I have three thoughts about what this means that I offer here in haste for your comment and correction:

(1) Another Rowling Vacation from Twitter? After the explosion in December about her insufficient woke-ness, Rowling disappeared for several months. She re-surfaced during the Covid-19 lockdown, it seems in retrospect in order to do what she could in the cause of “saving the NHS.” Her posts took the turn of hyper-political scolding with the Dominic Cummings controversy so perhaps it should be no surprise that the issue of transgender rights has resurfaced as well. Maybe this second doxxing and deep-dipping in the mercurial baths of social media will remind her why she left Twitter in the first place and why she should resume her silence.

(2) The End of the Goodwill Campaign? Rowling re-entered the social media world with a bang; she gave a million pounds sterling to two Covid-19 charities and created a website that is posting in daily chapters her political fairy tale, The Ickabog, all for free. Children everywhere have been reading it and creating drawings to accompany the eventual printed text. Rowling’s tweets the last two weeks have almost exclusively been in admiration of drawings sent to her by proud parents and excited children. If she leaves Twitter, of course, it will mean the end of that wonderful experience for author and illustrators alike.

(3) Goodbye, Fantastic Beasts? It’s hard to imagine Rowling being kept on in any front line capacity with her Newt Scamander film series. The Super Politically Correct actors involved, the ones playing Credence Barebones (Ezra Miller) and Jacob Kowalski (Dan Fogler) most obviously, however much they have revered Rowling in the past, will have a very hard time reconciling their public personae with Rowling’s statements about transgender women. Warner Brothers, frankly, might be just as pleased to have Rowling give them a novel to adapt rather than have her continue as screenwriter and executive producer.

If this situation leads to Rowling reverting to novelist and giving up the screen-writing, there will be no complaints from this corner.

What are your thoughts about what the latest twitter storm will mean for Rowling’s future as a writer? A gentle warning, in advance; I’m not interested in and will not approve any comments that discuss the transgender issue per se. Please share those opinions on the thousands of fan sites and twitter feeds devoted to that subject. 

 

 

The Ickabog: JKR’s Political Fairy Tale

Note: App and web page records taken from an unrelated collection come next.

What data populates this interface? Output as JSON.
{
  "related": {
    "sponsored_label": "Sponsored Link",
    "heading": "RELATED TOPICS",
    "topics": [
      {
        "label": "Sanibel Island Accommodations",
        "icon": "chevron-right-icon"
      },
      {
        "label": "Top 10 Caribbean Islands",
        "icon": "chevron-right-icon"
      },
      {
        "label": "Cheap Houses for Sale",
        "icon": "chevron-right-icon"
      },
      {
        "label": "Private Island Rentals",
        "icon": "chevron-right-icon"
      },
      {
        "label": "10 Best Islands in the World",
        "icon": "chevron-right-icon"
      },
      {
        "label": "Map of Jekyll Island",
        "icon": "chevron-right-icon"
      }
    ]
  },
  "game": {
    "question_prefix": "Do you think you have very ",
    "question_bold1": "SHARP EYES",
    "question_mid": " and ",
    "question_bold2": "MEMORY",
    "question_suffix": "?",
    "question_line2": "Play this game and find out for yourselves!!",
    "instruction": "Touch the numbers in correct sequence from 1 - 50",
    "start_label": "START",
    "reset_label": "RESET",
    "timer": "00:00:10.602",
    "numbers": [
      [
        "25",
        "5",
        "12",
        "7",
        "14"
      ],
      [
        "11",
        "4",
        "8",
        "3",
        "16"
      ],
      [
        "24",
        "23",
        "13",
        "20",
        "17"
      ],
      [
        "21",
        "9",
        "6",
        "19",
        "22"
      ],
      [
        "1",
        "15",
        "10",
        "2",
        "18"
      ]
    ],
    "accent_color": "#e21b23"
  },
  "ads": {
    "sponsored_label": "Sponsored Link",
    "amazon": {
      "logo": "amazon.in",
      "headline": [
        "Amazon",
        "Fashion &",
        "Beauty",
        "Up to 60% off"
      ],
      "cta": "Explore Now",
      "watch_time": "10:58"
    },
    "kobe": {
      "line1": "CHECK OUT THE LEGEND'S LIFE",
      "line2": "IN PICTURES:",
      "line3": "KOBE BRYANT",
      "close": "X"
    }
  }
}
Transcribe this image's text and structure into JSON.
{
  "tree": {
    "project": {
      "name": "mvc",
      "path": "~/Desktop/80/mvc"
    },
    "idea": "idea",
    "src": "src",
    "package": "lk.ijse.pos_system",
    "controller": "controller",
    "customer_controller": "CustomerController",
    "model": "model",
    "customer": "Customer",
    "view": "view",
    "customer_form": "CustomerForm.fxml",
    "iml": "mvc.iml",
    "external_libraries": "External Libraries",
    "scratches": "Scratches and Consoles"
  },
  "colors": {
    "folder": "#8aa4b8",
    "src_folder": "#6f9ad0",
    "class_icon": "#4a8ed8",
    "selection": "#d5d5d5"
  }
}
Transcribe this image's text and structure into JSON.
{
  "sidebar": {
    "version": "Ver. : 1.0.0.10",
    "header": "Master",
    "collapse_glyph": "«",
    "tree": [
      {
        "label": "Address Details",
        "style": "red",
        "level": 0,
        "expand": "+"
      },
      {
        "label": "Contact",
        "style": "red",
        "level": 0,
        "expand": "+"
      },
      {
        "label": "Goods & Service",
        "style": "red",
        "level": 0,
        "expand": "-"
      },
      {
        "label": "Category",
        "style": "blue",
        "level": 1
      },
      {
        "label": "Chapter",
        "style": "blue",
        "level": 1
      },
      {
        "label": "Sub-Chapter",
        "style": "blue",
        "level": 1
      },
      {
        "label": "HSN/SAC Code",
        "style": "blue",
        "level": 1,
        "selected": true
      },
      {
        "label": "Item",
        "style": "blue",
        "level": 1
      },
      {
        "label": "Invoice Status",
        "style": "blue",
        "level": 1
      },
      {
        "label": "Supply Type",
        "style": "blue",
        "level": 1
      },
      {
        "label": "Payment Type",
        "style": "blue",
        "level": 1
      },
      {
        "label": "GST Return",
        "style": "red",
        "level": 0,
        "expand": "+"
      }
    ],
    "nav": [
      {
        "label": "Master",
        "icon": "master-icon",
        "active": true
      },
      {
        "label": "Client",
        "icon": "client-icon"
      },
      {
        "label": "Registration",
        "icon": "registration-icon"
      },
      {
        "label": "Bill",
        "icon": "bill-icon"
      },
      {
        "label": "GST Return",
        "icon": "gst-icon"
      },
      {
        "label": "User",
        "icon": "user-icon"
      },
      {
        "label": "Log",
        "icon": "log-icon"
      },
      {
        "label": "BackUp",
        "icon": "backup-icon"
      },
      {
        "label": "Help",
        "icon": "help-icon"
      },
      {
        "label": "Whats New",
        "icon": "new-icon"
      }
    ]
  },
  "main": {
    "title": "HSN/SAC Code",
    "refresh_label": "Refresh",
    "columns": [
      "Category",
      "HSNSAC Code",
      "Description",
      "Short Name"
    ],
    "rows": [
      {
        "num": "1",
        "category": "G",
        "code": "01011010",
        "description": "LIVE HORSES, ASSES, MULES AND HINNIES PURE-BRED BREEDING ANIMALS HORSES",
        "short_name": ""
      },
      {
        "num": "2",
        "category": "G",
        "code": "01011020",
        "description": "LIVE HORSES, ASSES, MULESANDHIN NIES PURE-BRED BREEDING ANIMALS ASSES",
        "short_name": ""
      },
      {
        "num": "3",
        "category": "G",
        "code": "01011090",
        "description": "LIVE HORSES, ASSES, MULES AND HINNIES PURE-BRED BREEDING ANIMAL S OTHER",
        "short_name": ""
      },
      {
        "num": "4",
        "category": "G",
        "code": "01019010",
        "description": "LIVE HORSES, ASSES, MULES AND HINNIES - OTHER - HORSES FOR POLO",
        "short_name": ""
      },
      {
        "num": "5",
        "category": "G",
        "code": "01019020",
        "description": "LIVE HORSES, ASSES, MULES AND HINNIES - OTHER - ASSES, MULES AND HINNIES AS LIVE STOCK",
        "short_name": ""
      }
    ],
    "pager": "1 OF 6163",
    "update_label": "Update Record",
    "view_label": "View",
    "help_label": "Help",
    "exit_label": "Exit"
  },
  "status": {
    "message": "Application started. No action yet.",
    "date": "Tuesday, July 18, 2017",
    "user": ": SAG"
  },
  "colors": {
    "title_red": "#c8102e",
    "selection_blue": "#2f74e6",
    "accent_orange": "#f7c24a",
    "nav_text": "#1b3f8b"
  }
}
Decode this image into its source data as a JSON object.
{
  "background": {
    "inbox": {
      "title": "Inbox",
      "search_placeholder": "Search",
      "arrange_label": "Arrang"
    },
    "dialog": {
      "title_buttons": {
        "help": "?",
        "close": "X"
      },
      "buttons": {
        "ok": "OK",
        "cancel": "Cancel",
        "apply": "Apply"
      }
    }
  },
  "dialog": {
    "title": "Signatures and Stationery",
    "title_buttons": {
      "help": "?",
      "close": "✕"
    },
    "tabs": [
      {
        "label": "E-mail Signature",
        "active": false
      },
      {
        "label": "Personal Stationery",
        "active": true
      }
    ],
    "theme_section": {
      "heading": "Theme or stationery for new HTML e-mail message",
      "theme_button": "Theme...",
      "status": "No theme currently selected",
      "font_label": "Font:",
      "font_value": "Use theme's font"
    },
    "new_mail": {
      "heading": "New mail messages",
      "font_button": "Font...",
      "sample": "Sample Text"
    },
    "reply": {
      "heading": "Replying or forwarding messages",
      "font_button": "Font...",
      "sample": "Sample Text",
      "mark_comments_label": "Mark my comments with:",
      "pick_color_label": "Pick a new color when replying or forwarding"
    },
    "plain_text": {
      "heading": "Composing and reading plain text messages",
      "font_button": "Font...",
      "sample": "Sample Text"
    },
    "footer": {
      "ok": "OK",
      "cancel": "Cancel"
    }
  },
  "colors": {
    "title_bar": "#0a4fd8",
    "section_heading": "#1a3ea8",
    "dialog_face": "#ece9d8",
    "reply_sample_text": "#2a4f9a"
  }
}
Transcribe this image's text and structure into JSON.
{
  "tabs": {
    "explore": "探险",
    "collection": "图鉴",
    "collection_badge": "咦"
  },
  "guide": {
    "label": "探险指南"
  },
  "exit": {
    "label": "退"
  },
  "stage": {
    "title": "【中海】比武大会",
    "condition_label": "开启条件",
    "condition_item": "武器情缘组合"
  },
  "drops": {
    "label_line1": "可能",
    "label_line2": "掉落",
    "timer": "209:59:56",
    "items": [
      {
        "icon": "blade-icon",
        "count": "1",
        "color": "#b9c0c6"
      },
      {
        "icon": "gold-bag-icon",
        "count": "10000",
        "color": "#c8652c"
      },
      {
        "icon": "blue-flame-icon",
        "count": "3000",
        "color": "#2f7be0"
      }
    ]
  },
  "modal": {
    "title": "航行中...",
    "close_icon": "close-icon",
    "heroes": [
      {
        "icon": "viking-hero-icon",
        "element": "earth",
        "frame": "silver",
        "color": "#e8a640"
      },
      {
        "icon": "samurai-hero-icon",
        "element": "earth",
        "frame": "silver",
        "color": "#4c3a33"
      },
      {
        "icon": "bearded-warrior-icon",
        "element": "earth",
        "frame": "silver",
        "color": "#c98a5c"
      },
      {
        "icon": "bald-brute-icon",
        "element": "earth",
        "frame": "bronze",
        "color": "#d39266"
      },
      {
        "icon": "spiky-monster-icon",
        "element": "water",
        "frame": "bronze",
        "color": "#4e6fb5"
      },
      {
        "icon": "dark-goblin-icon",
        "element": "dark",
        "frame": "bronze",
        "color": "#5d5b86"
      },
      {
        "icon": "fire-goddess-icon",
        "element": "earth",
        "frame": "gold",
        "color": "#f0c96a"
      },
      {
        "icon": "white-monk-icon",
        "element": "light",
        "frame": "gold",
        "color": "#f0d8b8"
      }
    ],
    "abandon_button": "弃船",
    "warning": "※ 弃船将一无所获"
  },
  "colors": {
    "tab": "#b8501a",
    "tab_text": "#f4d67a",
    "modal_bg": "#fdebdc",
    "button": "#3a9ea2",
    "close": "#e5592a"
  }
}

J. K. Rowling announced today — on a thirteen part Twitter thread with follow-ups and via a website devoted to the work — the publication of her long ago promised “political fairy tale” (which she once wore to a party as a dress), The Ickabog. She says it is not a “Harry Potter spin-off” but a “story about the truth and the abuse of power.”  She asserts, despite its publication being for the entertainment and edification of children affected by the Covid-19 lockdowns, that the tale “isn’t intended to be read as a response to anything that’s happening in the world right now. The themes are timeless and could apply to any era or any country.” Chapters will be published on a daily basis from today to 10 July at TheIckabog.com; each will be discussed here at HogwartsProfessor.

The first two chapters, ‘King Fred the Fearless‘ and ‘The Ickabog,‘ are available today. Happy reading! Please share your thoughts on the project as well as the first chapters on the comment thread below.

Reading, Writing, Rowling 41: Babbity Rabbity